Satellites provide a platform for a wide variation of applications.  The equipment placed on the satellite to accomplish the intended mission is what pays for the satellite and is designated as the Payload. Although communications is one of the most common uses, payloads can include imaging of the Earth or objects in space, global positioning systems (GPS), ranging and altimeters used in mapping, spectral analysis devices to determine the composition of the atmosphere.  In the past the payloads have been selective in three primary categories, Communications, Imaging and Scientific. I would consider GPS satellites as a forth category unto itself. Some satellites are now being built with shared payloads to provide a more cost effective means to collect scientific data for long term studies.

Communications satellite payloads range in complexity from a few channels in one frequency band to hybrid systems that have multiple channels using a number of frequency bands including frequency conversion and switching systems to translate and rough the traffic to selective areas. These satellites can receive signals from the ground and retransmit them to the ground or another satellite. Applications are also in place to communicate with ships, trains, trucks and airplanes. The basic types of communications are voice, video and data.

Imaging satellite payloads are governed by the resolution of the ground image they can provide. The images can be produced in the visible light spectrum, normal color or black and white (for higher resolution), inferred spectrum for tracking temperature differentials or other ranges based on the design of the camera used. Space imaging also uses Ultraviolet and Gama-ray spectrum among other types. These satellite may also include mapping instruments that produce topographical mapping information utilizing for example, radar or laser mapping techniques.
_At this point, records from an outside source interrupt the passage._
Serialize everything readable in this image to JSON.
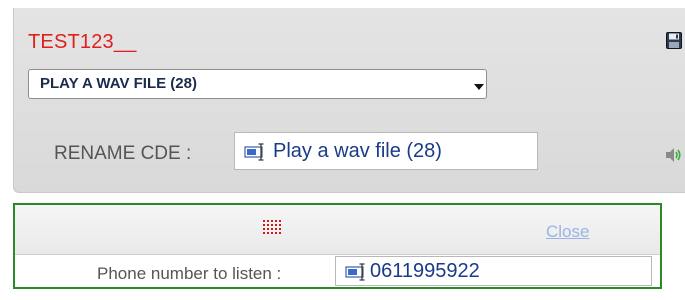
{
  "header": {
    "title": "TEST123__",
    "save_icon": "floppy-disk-icon"
  },
  "command_select": {
    "value": "PLAY A WAV FILE (28)",
    "arrow_icon": "dropdown-arrow-icon"
  },
  "rename": {
    "label": "RENAME CDE :",
    "value": "Play a wav file (28)",
    "field_icon": "text-cursor-field-icon",
    "audio_icon": "speaker-icon"
  },
  "listen_panel": {
    "handle_icon": "grid-dots-icon",
    "close_label": "Close",
    "phone_label": "Phone number to listen :",
    "phone_value": "0611995922",
    "field_icon": "text-cursor-field-icon"
  },
  "colors": {
    "title": "#e0201c",
    "panel_border": "#2a8a2a",
    "link": "#9bb4e6",
    "input_text": "#1a3a8a"
  }
}
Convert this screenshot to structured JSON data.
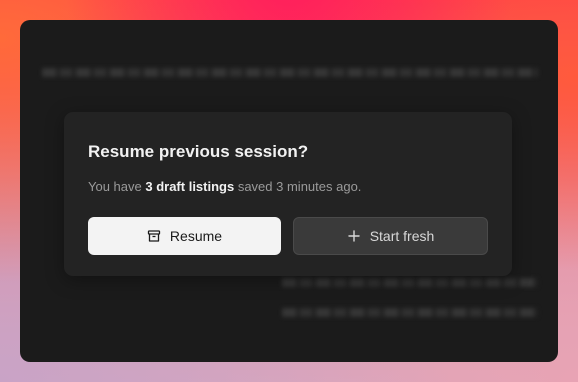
{
  "dialog": {
    "title": "Resume previous session?",
    "message_prefix": "You have ",
    "message_highlight": "3 draft listings",
    "message_suffix": " saved 3 minutes ago.",
    "resume_label": "Resume",
    "start_fresh_label": "Start fresh",
    "resume_icon": "archive-icon",
    "start_fresh_icon": "plus-icon"
  },
  "colors": {
    "window_bg": "#1b1b1b",
    "dialog_bg": "#232323",
    "primary_button_bg": "#f3f3f3",
    "secondary_button_bg": "#3a3a3a"
  }
}
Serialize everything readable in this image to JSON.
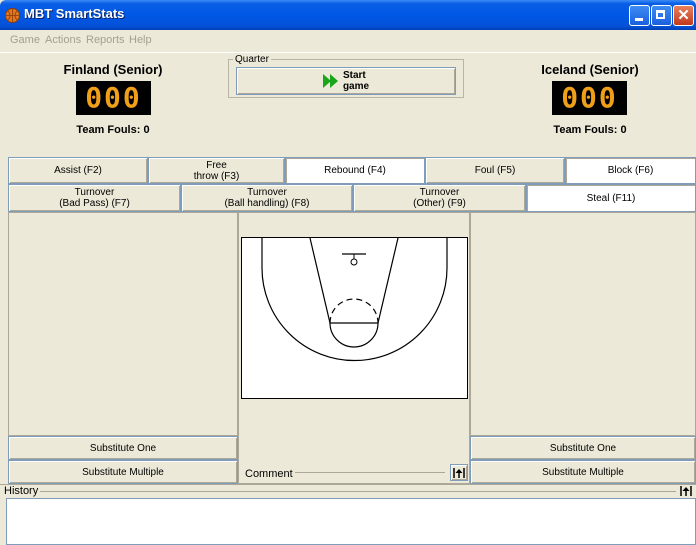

Scientific payloads are just that, and include a diverse range of equipment. These satellites are designed to collect very specific information. Some of the applications have been to collect data and measure the irradiation from the Sun, Sun spot activity, solar flair and wind measurements, measure the ozone layer, map carbon dioxide concentrations, search the stars and the list goes on. Scientists are developing new missions every day to gain more knowledge.